IF YOU FOUND yourself on the jury for Weiss v. Wyeth or Kendall v. Wyeth or any of the 1,500 other v. Wyeth cases on the docket at the Philadelphia Court of Common Pleas right now, you’d probably get to know some major characters in this courtroom drama quite well. There would be Tobi Millrood, a lean-framed pharmaceutical litigator with an intense blue-eyed gaze behind square specs. He would tell you that Collegeville-based Wyeth spent years pushing its hormone replacement therapy drug Prempro for unsafe long-term use, overstating its benefits and understating its risks. You’d meet Heidi Hubbard, maybe the least scary lawyer working for any pharmaceutical company anywhere, with a sweet, clear voice and big eyes. She’d say that science is unable to pinpoint the exact causes of breast cancer, and thus “It is a misrepresentation to say that hormone therapy causes breast cancer.” There’d also be Esther Berezofsky, another prominent pharmaceutical litigator and a former clinical psychologist with a slight New York accent and swingy blond hair who’d tell you that the history of HRT is a history of misleading women, misleading physicians, misleading the public. There’d likely be Joe Camardo, a wiry gray-haired doctor who’s the senior vice president of Wyeth’s medical affairs, who says, “We constantly reevaluate our position in our drugs. We believe in this drug,” and you’d also probably hear from his colleague, bird-like Ginger Constantine, a women’s health exec and clinical researcher who calmly insists that hormone therapy drugs are and have been the most studied drugs in the country, and that science has always been Wyeth’s number one pursuit. She’d invoke a list of studies to prove this.
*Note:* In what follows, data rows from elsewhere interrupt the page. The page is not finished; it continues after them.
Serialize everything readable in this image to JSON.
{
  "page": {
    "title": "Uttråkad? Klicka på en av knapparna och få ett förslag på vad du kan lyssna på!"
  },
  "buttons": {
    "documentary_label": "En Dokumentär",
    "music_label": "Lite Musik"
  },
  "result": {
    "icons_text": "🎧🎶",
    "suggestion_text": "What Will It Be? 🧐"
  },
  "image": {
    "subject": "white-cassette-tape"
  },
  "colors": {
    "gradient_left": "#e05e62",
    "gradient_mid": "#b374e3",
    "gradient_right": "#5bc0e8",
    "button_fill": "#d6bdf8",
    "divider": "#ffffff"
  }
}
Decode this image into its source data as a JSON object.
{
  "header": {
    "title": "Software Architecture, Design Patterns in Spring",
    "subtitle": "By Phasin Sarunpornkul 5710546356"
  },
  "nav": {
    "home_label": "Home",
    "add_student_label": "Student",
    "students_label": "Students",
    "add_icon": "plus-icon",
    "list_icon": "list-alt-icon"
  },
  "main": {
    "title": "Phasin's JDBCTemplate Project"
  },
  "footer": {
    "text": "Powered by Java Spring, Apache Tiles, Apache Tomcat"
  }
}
If you were on a jury, you’d be in a crossfire. And you’d probably be hoping that somewhere in all this talk, the scientific data would just speak for itself. But then you’d find that with Big Pharma, it’s damn near impossible to separate the science from the marketing from the law from the lengths to which a drug company goes to get us our drugs (its drugs). That this is especially true in the case of Prempro. And that this is what it boils down to, and why it matters:
Joy Henry, of Henry v. Wyeth, a 75-year-old from Camp Hill, wears a prosthesis in place of her left breast. She would tell you it never occurred to her — nor, she thinks, to her doctor — that taking Prempro would do anything but help her. And that she wishes she could go back and make another decision, knowing what she knows now.
PREMPRO IS THE offspring of Premarin, the matriarch of the drug family that comprised Wyeth’s top sellers from 1994 to 2001. For years, the Premarin family dominated the hormone therapy market, earning the company as much as $2 billion a year while relieving millions of women of their most wretched menopausal symptoms. And Prempro seemed like a wonder drug: Not only could it curb debilitating hot flashes, but it was also thought to prevent osteoporosis and lower the risk for heart disease — the number one killer in women over 65.
But in 2002, everything changed. A long-term government-sponsored study of the drug ended abruptly when researchers found that not only did Prempro not offer any heart benefits; it actually slightly increased the risk of heart attacks, embolisms and strokes. And then there was the clincher: breast cancer. The study, part of a larger effort called the Women’s Health Initiative (WHI), showed a 26 percent increase in risk for breast cancer over the general population.